• Description of the task
Filter the data for "Printing" and copy matching lines.

• Supplied records

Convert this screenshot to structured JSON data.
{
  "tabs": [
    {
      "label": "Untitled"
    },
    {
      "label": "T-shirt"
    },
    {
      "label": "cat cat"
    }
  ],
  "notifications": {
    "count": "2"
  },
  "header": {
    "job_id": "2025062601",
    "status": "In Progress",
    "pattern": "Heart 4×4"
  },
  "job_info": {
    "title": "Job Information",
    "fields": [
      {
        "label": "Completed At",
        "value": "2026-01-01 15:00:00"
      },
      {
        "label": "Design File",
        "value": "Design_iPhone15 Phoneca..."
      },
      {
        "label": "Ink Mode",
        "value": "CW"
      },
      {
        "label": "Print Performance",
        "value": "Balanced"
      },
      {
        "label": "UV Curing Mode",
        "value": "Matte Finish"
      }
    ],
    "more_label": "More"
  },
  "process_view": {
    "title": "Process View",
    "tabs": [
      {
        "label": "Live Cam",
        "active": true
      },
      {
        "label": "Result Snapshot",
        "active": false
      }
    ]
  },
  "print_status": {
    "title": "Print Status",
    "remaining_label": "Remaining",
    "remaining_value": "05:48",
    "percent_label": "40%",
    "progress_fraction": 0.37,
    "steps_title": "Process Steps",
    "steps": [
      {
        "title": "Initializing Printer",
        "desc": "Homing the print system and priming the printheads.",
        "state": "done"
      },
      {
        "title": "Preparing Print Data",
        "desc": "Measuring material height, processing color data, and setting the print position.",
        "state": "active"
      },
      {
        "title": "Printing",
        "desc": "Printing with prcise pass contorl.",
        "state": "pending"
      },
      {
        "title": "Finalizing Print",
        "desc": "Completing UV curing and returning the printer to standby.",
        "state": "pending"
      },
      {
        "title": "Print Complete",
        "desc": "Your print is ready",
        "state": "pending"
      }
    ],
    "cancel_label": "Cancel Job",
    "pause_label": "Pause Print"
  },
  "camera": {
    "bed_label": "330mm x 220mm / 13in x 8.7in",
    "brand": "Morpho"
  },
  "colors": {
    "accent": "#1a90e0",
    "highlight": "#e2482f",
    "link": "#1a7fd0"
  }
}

• Exercise output
        "title": "Printing",
        "desc": "Printing with prcise pass contorl.",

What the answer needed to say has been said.